Return the lines below that carry the word "JSON".

Start of Data for the task

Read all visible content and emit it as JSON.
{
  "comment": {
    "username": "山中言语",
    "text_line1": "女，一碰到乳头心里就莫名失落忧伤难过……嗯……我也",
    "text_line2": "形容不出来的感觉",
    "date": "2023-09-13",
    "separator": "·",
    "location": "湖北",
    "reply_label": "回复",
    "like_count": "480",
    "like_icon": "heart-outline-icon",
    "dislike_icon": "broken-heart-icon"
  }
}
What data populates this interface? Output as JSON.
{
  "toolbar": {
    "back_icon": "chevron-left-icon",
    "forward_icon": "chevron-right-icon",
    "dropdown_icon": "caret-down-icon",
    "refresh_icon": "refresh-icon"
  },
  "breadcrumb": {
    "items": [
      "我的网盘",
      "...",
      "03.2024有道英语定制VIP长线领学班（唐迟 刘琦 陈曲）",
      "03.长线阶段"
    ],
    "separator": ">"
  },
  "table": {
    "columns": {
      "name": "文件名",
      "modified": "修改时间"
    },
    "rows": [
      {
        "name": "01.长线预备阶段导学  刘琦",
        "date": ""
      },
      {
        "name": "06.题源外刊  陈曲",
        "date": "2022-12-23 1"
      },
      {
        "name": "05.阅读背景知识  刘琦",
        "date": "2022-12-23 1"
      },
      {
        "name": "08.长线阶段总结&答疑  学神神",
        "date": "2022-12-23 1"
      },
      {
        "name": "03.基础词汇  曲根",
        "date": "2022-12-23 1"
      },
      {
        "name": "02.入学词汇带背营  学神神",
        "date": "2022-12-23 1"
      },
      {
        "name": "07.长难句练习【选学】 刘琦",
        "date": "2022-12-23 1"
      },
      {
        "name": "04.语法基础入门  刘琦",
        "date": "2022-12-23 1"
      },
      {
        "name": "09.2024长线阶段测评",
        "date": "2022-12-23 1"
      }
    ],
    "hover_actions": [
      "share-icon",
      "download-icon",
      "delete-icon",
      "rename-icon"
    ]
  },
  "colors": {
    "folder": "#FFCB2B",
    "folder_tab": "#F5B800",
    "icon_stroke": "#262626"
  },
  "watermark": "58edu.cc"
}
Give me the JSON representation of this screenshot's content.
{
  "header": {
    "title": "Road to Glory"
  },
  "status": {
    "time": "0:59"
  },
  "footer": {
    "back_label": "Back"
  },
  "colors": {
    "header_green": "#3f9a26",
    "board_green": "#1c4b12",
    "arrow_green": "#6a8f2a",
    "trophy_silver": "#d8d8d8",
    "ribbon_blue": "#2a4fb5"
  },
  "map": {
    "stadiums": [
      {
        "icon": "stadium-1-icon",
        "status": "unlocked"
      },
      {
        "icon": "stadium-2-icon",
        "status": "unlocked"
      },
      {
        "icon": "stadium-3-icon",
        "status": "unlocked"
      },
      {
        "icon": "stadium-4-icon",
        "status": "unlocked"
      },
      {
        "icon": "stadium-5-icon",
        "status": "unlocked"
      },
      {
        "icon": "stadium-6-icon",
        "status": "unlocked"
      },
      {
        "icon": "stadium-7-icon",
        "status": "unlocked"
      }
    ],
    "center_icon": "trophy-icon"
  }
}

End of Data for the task

> _Output for this task_:
Read all visible content and emit it as JSON.
What data populates this interface? Output as JSON.
Give me the JSON representation of this screenshot's content.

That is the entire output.